(STORED DATA begins)

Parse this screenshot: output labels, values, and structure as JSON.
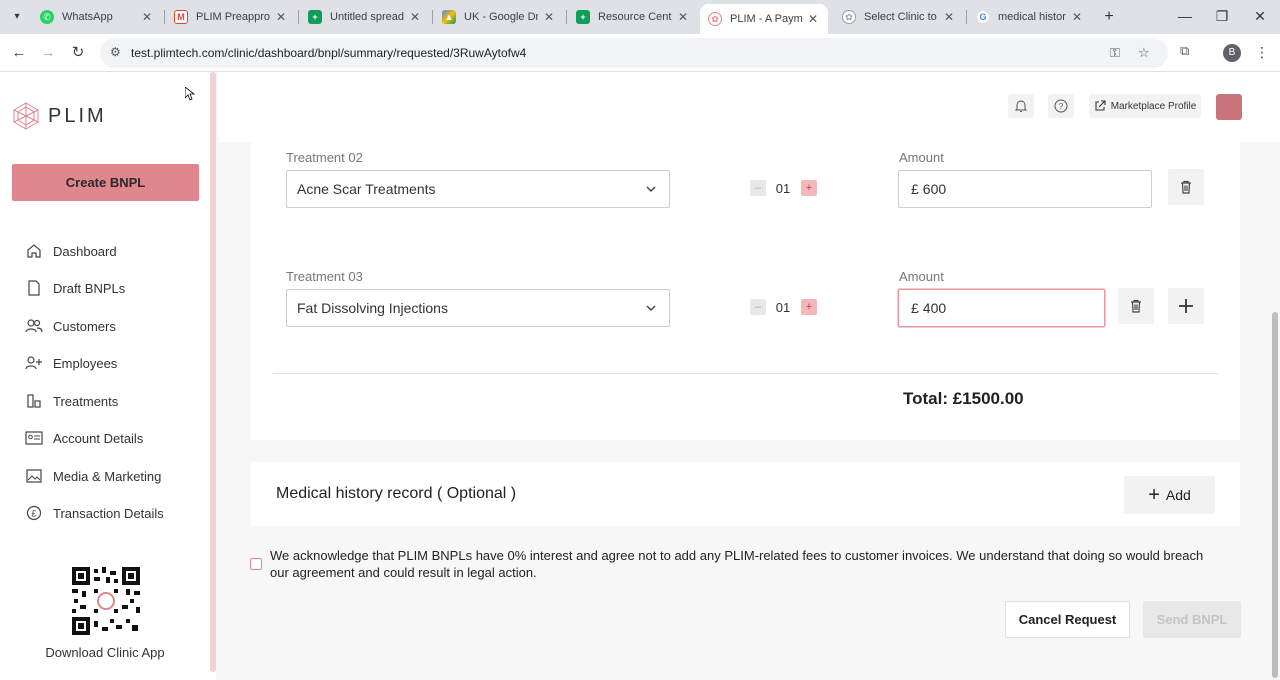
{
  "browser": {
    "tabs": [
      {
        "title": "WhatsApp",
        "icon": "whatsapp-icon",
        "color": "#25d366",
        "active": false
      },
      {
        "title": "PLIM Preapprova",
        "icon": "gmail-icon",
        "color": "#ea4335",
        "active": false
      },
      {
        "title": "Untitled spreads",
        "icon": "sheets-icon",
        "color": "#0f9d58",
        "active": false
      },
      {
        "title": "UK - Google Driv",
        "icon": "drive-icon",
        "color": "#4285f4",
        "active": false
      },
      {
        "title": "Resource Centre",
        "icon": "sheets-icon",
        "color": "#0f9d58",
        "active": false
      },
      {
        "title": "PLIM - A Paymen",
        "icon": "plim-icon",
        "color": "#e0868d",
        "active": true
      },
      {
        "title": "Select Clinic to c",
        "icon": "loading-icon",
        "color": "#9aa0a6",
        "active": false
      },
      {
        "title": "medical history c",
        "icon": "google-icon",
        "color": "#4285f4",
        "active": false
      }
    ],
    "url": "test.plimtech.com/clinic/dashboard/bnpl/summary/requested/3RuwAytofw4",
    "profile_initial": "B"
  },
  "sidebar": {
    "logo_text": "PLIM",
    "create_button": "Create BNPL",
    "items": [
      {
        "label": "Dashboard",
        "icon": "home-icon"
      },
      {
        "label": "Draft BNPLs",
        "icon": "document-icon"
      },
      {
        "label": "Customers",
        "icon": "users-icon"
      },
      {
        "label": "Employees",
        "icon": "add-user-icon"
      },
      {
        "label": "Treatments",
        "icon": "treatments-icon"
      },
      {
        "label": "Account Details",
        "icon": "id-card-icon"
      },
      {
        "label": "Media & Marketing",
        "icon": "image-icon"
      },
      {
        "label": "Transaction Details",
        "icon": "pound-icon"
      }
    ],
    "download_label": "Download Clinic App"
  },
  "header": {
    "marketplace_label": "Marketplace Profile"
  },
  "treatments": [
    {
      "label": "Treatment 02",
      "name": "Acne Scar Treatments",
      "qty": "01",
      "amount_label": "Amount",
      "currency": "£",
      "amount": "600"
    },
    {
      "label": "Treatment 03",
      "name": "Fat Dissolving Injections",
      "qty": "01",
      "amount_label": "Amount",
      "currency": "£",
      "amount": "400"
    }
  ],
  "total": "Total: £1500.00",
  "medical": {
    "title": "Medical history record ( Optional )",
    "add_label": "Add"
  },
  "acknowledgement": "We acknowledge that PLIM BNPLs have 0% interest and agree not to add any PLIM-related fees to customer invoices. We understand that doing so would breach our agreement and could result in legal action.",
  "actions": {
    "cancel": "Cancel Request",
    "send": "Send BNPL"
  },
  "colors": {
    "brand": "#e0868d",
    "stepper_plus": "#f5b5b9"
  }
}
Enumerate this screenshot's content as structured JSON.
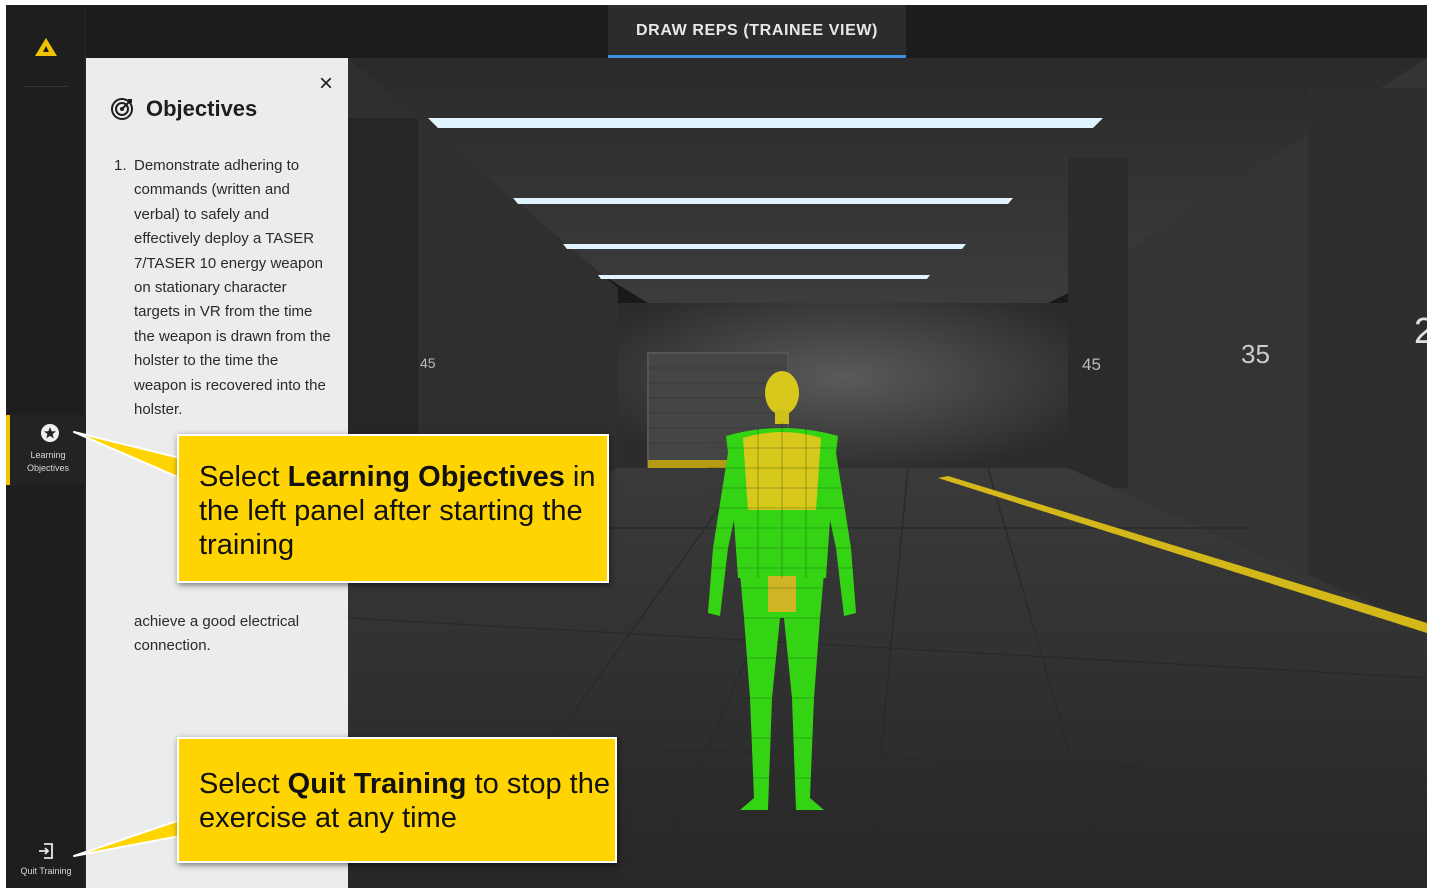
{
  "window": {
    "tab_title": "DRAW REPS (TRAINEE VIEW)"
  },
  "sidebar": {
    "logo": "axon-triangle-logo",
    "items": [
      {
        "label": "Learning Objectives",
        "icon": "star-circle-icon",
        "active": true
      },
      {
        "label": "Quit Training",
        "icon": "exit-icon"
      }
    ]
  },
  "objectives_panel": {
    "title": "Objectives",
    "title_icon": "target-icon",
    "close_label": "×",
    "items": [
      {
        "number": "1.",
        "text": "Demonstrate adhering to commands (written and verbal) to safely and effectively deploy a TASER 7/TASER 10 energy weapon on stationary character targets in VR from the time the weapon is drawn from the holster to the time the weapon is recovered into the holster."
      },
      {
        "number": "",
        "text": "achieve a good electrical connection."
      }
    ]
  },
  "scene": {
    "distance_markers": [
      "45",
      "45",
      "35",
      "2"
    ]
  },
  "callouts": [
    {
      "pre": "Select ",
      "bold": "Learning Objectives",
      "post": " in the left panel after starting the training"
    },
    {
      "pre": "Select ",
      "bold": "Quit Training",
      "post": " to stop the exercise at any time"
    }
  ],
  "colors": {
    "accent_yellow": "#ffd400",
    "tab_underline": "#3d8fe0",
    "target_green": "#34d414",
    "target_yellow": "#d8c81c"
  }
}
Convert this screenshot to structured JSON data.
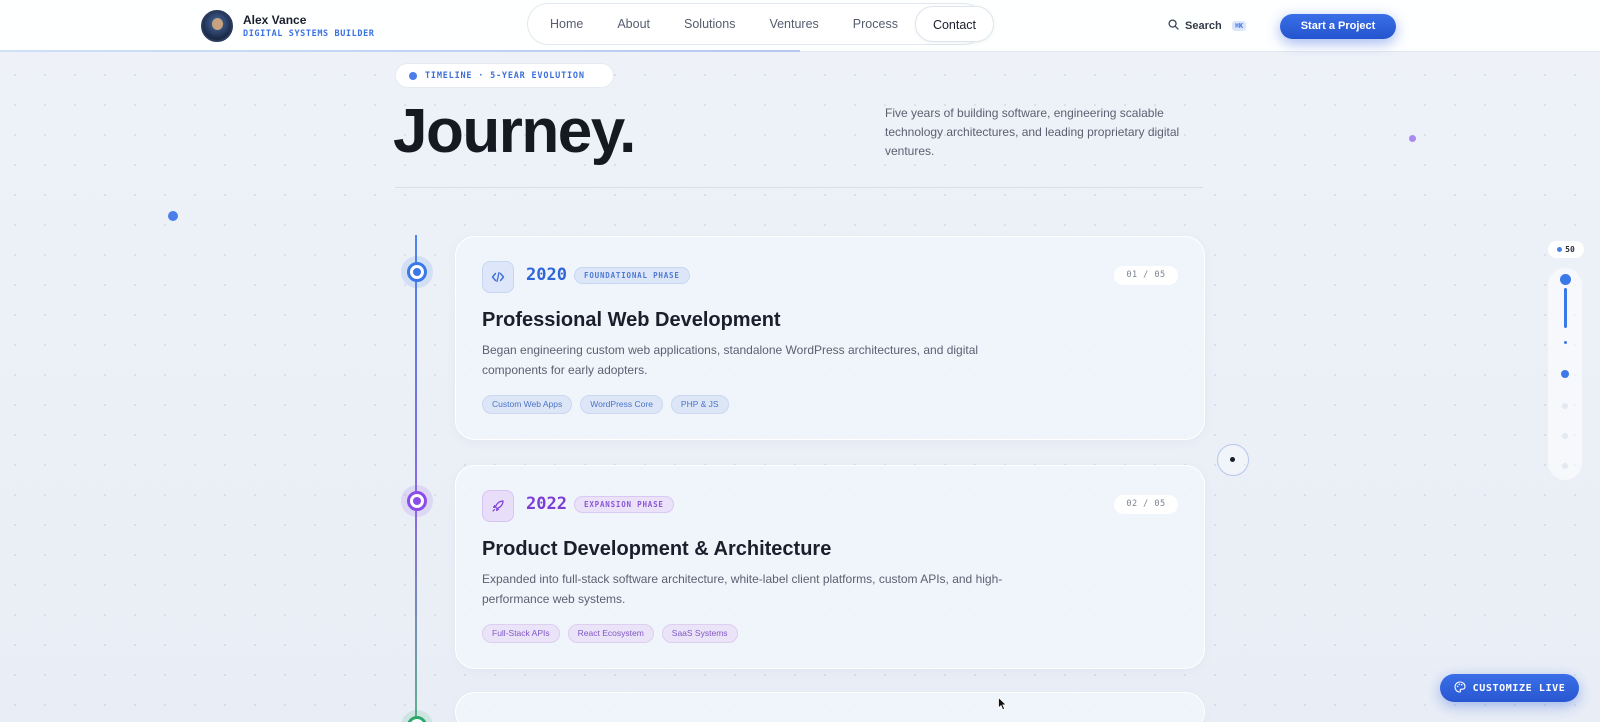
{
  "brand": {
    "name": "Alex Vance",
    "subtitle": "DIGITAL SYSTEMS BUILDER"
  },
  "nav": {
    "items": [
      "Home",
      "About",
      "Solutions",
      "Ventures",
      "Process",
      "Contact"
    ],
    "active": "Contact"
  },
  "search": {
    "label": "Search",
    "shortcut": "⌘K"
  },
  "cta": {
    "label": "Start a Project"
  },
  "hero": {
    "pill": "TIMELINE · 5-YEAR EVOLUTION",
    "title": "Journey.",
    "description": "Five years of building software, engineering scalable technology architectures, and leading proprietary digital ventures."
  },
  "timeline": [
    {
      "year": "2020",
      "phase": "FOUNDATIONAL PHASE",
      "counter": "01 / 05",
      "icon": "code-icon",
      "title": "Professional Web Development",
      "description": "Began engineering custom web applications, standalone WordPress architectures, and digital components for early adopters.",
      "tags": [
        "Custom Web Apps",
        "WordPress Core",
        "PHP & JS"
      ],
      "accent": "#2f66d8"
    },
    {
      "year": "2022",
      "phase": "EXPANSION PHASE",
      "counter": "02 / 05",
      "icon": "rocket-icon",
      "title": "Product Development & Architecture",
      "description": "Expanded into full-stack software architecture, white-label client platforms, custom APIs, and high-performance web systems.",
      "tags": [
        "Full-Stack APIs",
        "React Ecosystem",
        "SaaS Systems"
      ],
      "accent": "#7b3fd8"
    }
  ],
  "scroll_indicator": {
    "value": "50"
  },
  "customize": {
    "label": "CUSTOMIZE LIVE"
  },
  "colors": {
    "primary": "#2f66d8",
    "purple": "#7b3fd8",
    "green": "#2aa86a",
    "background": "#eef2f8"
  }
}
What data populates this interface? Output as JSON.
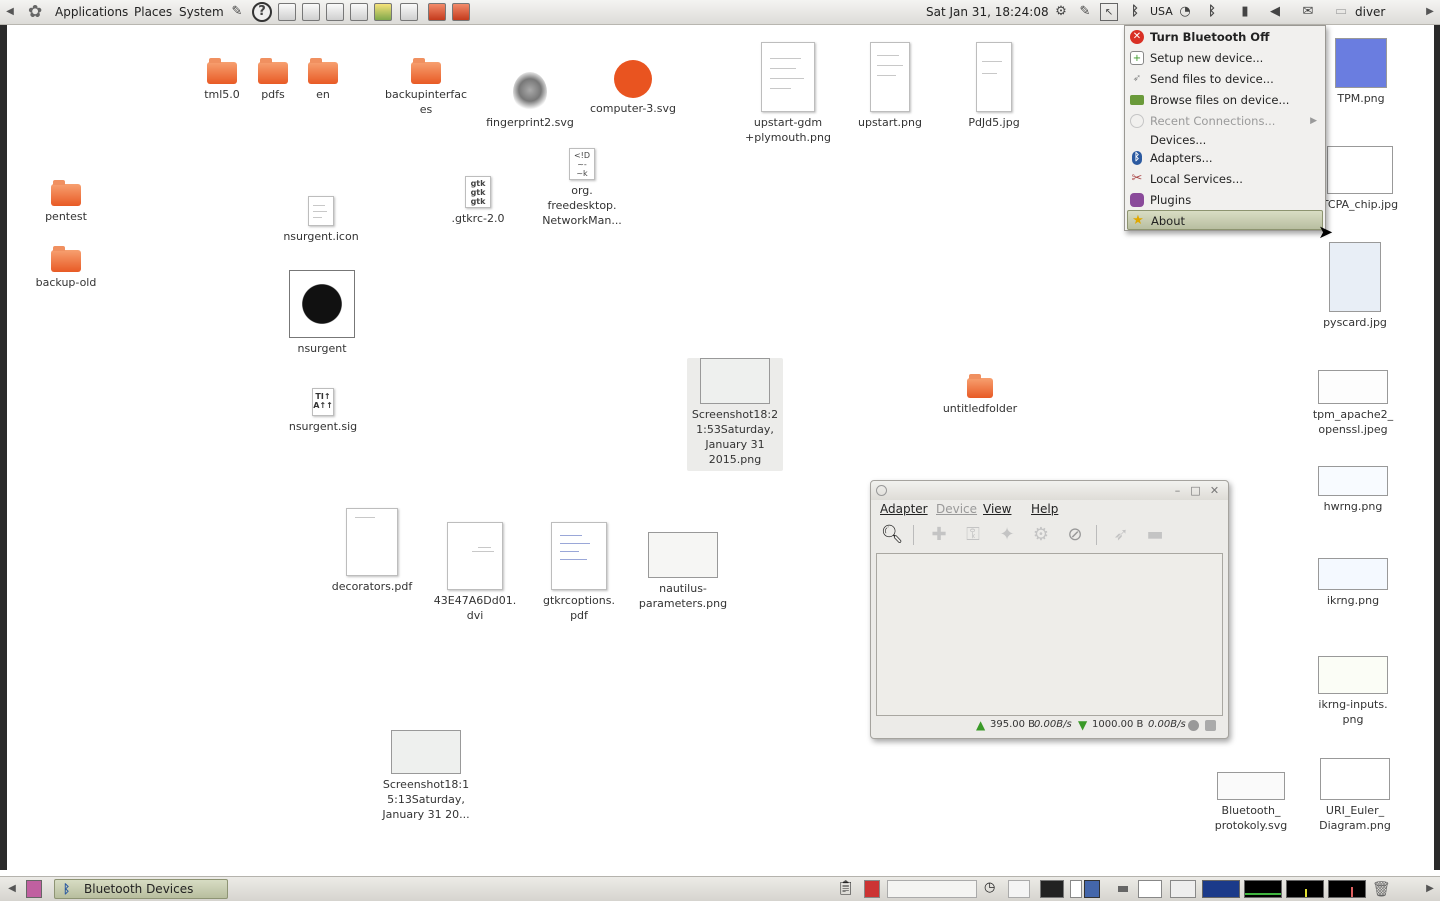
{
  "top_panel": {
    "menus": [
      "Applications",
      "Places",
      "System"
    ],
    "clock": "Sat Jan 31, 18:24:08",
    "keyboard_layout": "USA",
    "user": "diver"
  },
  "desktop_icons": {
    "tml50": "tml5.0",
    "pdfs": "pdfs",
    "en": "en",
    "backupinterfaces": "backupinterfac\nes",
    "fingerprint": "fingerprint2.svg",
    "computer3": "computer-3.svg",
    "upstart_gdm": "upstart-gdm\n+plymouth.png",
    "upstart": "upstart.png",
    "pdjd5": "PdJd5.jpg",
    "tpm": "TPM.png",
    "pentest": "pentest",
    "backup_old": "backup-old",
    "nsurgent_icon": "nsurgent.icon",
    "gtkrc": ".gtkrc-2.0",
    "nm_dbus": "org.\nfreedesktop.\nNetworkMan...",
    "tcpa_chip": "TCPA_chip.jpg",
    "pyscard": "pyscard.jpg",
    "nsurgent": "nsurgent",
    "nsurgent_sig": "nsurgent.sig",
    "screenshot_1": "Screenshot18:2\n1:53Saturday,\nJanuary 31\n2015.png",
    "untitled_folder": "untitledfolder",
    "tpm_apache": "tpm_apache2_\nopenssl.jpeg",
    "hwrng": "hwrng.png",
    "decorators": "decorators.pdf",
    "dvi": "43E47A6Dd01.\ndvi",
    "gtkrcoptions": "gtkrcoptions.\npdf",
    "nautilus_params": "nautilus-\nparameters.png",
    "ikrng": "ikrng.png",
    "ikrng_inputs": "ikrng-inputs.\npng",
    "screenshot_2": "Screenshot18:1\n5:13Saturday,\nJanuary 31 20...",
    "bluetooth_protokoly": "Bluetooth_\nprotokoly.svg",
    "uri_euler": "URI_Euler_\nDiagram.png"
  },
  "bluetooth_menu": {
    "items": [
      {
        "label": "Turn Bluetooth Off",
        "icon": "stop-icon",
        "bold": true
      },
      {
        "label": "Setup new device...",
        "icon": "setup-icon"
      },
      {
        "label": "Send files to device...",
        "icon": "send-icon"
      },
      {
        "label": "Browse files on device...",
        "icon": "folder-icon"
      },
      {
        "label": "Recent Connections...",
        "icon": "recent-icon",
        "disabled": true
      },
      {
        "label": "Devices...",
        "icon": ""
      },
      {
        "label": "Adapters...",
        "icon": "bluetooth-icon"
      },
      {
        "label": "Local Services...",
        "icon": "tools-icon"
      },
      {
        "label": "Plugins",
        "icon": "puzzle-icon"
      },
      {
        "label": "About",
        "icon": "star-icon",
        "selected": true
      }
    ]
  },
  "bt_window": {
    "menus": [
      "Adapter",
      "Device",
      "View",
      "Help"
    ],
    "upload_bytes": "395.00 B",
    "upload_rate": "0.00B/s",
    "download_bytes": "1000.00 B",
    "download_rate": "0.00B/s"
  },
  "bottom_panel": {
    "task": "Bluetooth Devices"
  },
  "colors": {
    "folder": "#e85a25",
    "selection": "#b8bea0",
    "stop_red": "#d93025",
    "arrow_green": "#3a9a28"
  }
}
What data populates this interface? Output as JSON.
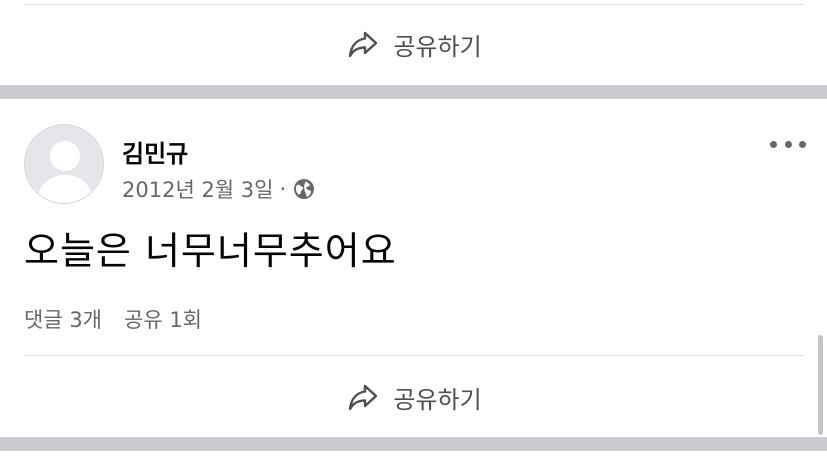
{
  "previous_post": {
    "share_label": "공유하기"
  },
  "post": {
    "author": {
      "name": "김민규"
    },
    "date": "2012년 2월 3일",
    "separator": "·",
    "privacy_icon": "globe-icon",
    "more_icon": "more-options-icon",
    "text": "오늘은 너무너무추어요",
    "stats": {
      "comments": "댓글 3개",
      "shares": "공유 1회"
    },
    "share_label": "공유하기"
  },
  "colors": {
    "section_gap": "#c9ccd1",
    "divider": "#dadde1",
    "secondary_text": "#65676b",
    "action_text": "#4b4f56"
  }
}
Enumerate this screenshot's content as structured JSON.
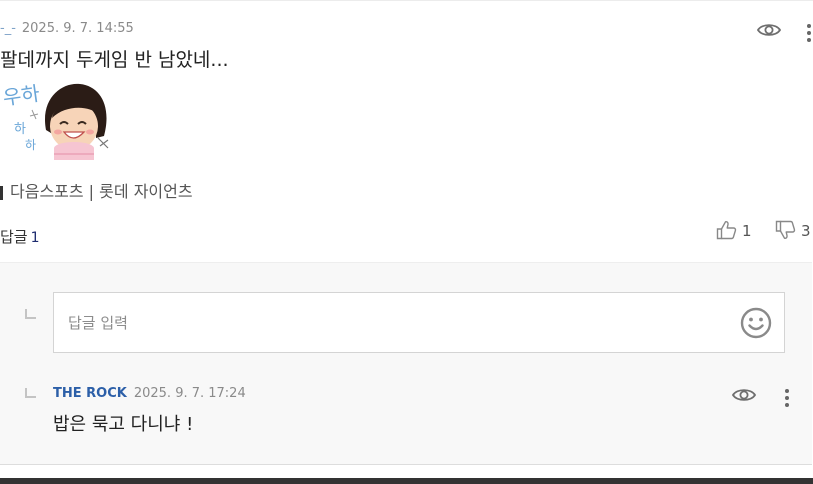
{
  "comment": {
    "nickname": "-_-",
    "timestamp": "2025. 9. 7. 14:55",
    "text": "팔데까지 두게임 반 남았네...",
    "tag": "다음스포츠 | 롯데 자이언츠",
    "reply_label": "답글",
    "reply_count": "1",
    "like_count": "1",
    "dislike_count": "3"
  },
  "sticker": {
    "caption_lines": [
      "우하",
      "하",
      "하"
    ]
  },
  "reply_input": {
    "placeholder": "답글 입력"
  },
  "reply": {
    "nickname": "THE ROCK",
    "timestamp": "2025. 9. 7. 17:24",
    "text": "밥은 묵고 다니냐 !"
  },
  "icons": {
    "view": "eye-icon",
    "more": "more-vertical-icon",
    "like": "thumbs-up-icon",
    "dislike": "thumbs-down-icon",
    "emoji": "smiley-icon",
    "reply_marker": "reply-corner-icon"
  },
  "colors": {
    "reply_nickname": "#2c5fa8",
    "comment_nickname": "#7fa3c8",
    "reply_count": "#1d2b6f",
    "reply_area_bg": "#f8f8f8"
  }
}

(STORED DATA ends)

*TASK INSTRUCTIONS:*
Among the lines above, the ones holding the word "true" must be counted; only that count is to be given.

*RESULT OF THE EXERCISE:*
5